Last week the Court of Arbitration for Sports (CAS) determined that female athletes with high testosterone — a condition known as hyperandrogenism — would be allowed to compete against other women, and would no longer be required to undergo medical treatment to lower their naturally high testosterone levels. This occurred on the heels of the an investigation following the 2014 suspension of Indian sprinter, Dutee Chand. Chand was suspended amid complaints from competitors regarding her more “masculine” physique and allegations that she may not be a woman. This resulted in her suspension from competing under the International Association of Athletic Federations 2011 regulation.
The CAS found that there was not sufficient scientific evidence that the difference in testosterone levels among female competitors warranted any action by the committee. In a critique published on July 13 by The American Journal on Bioethics, the authors stated that there was insufficient research to determine a normal level of testosterone among female athletes; furthermore, there is no research that concludes that testosterone levels are an accurate predictor of athletic performance.

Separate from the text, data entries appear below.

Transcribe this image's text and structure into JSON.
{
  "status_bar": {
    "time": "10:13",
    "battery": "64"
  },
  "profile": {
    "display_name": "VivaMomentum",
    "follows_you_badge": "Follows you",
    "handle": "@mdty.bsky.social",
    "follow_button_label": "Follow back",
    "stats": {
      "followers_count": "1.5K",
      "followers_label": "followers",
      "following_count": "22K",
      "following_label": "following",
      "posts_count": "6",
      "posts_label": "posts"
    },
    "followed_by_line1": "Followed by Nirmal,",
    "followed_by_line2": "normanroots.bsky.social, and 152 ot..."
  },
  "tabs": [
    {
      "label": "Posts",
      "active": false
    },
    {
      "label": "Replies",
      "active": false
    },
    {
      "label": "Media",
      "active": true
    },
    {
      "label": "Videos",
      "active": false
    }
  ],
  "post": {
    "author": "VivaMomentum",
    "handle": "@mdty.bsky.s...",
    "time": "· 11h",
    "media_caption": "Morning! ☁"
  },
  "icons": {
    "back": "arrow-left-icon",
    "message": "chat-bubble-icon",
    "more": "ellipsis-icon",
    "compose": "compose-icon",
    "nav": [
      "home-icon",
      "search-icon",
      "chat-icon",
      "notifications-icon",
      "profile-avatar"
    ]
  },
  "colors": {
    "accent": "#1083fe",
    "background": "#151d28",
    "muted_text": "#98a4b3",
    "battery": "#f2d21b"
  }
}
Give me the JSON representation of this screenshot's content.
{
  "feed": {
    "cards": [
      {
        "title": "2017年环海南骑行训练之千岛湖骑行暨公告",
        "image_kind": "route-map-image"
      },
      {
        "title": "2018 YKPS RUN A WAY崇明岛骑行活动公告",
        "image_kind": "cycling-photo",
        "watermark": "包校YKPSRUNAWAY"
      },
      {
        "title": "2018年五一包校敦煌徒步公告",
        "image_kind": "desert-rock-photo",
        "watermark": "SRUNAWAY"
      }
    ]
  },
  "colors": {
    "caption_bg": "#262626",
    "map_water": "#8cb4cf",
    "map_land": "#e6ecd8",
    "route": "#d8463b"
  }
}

This issue has been a long-standing, controversial one. Back in 2012, Katrina Karkazis, Ph.D, senior research scholar at Stanford’s Center for Biomedical Ethics wrote: “These new policies try to get around that complexity by singling out testosterone levels as the most important aspect of athletic advantage. But what causes athletic advantage is equally complex and cannot be reduced to testosterone levels.”
Dr. Karkazis is among a number of members of the international scientific and athletic community that are concerned with the implications of IAFF regulations and the group’s treatment of hyperandrogenous female athletes. David Epstein, the author of The Sports Gene, told Runner’s World that he read the report and is quoted as saying, “Given that sports bodies are trying to impose a binary result on non-binary human biology, they’re going to end up drawing an arbitrary line somewhere, and that’s okay with me…I’d just like to see them be open and honest about this. They should admit that they can’t be fair to everyone, because an arbitrary line is just that—arbitrary.”
In a testimony to the CAS, it was reported that 1 in 20,000 women have higher levels of testosterone like the kind seen in Dutee Chand. Among elite female athletes, testosterone is estimated to be up to 140 times greater than in the general public. It is widely believed that women have two X chromosomes while men have an X and a Y, yet there are a large number of chromosomal markers and that notion is not always true. It is uncommon, but the Y chromosome does exist in a small number of women. While Epstein concedes that sports bodies will inevitably make ‘arbitrary’ ruling on who can and cannot compete, he draws light to the lack of research and science to examine the complexity of the spectrum of gender in sports.
Spanish hurdler Maria Martinez-Patino, a high profile inter-sex athlete, was stripped of her 1986 national championship in the 60 meter hurdles because test results showed that she had XY chromosomes. Although her championship was eventually reinstated by the IAAF, she recalled the pain and embarrassment of the experience in published articles after the fact, noting that the psychological consequences of her experience were excruciating and the IAAF’s testing excessively invasive. The question here is: is such testing necessary?
The science shows that the human body is complex, and there is no research to prove that levels of testosterone in women or men are significant determiners of athletic ability. The science also states that there is a wide spectrum of levels of testosterone, chromosomal make-up and physical appearance among women. It’s about time for society to evolve alongside the science. For sports to be equal, a re-evaluation of the traditional ideas of gender and sex, who is or who isn’t male or female, and what they can and cannot do with their bodies is in order.